Saturday, August 22, 2009

Amount by mouth

Carolyn and are slowly coming to believe that Max has a throwing-up-his-food problem, not a classic feeding disorder, although he exhibits symptoms of both and they are, of course, closely related. Who wants to eat when it just means throwing most of it, painfully? Well, actually, because it is literally the difference between life and death, most of us would find a way to tolerate it. But infants are a bundle of instincts at war with learned behaviors. And Max won't suffer malnutrition if he stops eating because Carolyn and I would grimly man the pump and see that he gets enough food.

The tube itself may inhibit Max's desire to eat and learning about food. The jolly GI, BK, told us about an experiment in which monkeys were tube-fed exclusively from birth. After six months the tube feedings were stopped completely and the monkeys were offered similar food by mouth. How long, BK asked us, did we think it took for the monkeys to establish a normal eating routine? Clearly he was expecting us to guess a few days, and was somewhat taken aback when I guessed that the monkeys never learned to eat normally and, in fact, starved to death. Hey, doc, I'm living in a worst-case scenario kind of world these days. (The real answer was two weeks.)

About a month ago, we started giving Max a taste of solid food at his feedings. And then about two weeks ago, we started grinding up peas, sweet potatoes and the like, mixing them with water and giving them to him by bottle at one or two feedings per day. As I was feeding him some pureed peas today, I noticed that he would more or less hold the bottle while eating, or at least try to return the bottle to his mouth if it slipped out. Where just a month ago he would spurn our attempts to give him a taste of solids, and continued to at best be uninterested in (and, at worst, hostile to) the bottle, he seems to be learning to use it. Slowly, gradually, in barely detectable incremental steps, he's moving to become just a very finicky recovering anorexic, a huge improvement from his earlier militantly anti-food stance.

Max holds his bottle

Max holds his bottle

Every night we pump 660 mls of fortified breast milk into him. He's never broken 200 mls by mouth in a day, so he's still getting the overwhelming majority of his calories through his pump.

But if you examine the attached graph, you can discern a very faint upward trend (trust me, I've run the regressions). The vertical lines are Fridays. During the week, his bottle feeding is managed by D., the baby whisperer.

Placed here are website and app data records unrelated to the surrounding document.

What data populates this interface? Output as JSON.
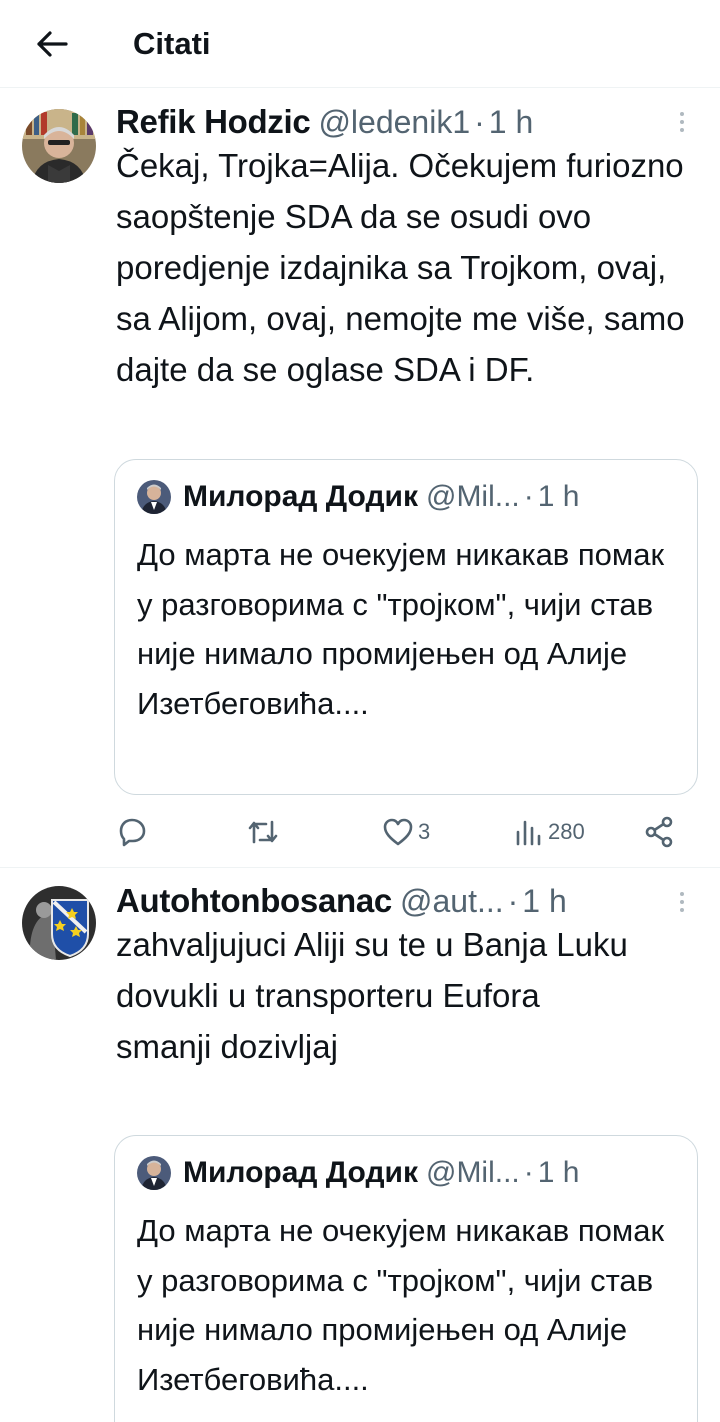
{
  "header": {
    "title": "Citati"
  },
  "tweets": [
    {
      "name": "Refik Hodzic",
      "handle": "@ledenik1",
      "time": "1 h",
      "text": "Čekaj, Trojka=Alija. Očekujem furiozno saopštenje SDA da se osudi ovo poredjenje izdajnika sa Trojkom, ovaj, sa Alijom, ovaj, nemojte me više, samo dajte da se oglase SDA i DF.",
      "quote": {
        "name": "Милорад Додик",
        "handle": "@Mil...",
        "time": "1 h",
        "text": "До марта не очекујем никакав помак у разговорима с \"тројком\", чији став није нимало промијењен од Алије Изетбеговића...."
      },
      "stats": {
        "replies": "",
        "retweets": "",
        "likes": "3",
        "views": "280"
      }
    },
    {
      "name": "Autohtonbosanac",
      "handle": "@aut...",
      "time": "1 h",
      "text": "zahvaljujuci Aliji su te u Banja Luku dovukli u transporteru Eufora\nsmanji dozivljaj",
      "quote": {
        "name": "Милорад Додик",
        "handle": "@Mil...",
        "time": "1 h",
        "text": "До марта не очекујем никакав помак у разговорима с \"тројком\", чији став није нимало промијењен од Алије Изетбеговића...."
      }
    }
  ]
}
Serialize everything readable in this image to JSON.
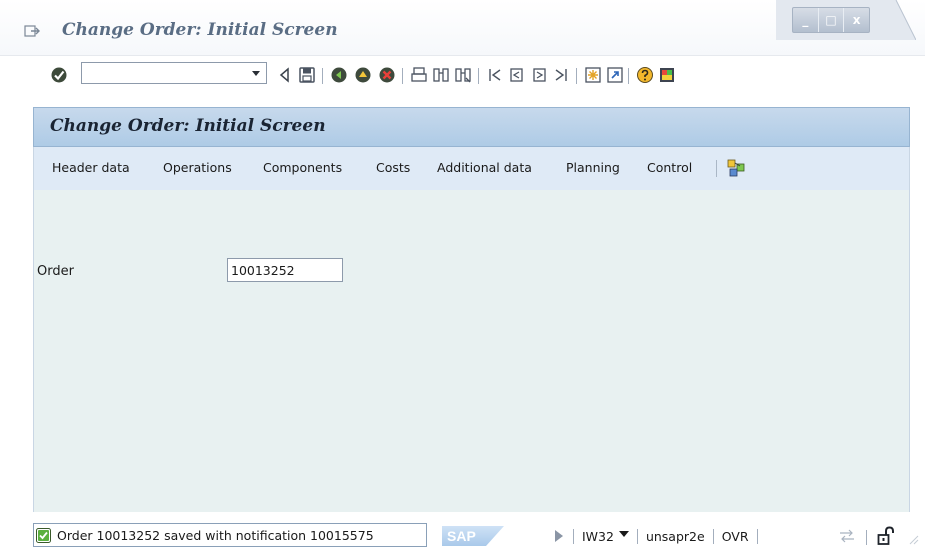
{
  "window": {
    "title": "Change Order: Initial Screen",
    "controls": [
      "_",
      "□",
      "x"
    ],
    "icons": {
      "menu": "menu-arrow-icon"
    }
  },
  "toolbar": {
    "command_field": {
      "value": "",
      "placeholder": ""
    },
    "icons": [
      "enter-icon",
      "dropdown-icon",
      "back-triangle-icon",
      "save-icon",
      "back-icon",
      "exit-icon",
      "cancel-icon",
      "print-icon",
      "find-icon",
      "find-next-icon",
      "first-page-icon",
      "previous-page-icon",
      "next-page-icon",
      "last-page-icon",
      "new-session-icon",
      "shortcut-icon",
      "help-icon",
      "customize-layout-icon"
    ]
  },
  "screen": {
    "title": "Change Order: Initial Screen",
    "app_toolbar": [
      "Header data",
      "Operations",
      "Components",
      "Costs",
      "Additional data",
      "Planning",
      "Control"
    ],
    "app_toolbar_icon": "object-links-icon"
  },
  "form": {
    "order_label": "Order",
    "order_value": "10013252"
  },
  "status": {
    "message": "Order 10013252 saved with notification 10015575",
    "transaction": "IW32",
    "server": "unsapr2e",
    "mode": "OVR",
    "logo": "SAP"
  },
  "colors": {
    "title_text": "#5a6d84",
    "header_band": "#aecbe6",
    "app_toolbar_bg": "#dfeaf6",
    "content_bg": "#e8f1f1",
    "success_green": "#3a9a2a"
  }
}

On the weekends, it's just him and us. Notice the pattern of huge drops on Saturday and Sunday. Carolyn and I are trying. And today he took 165 mls from Carolyn and me; we believe this to be a personal best.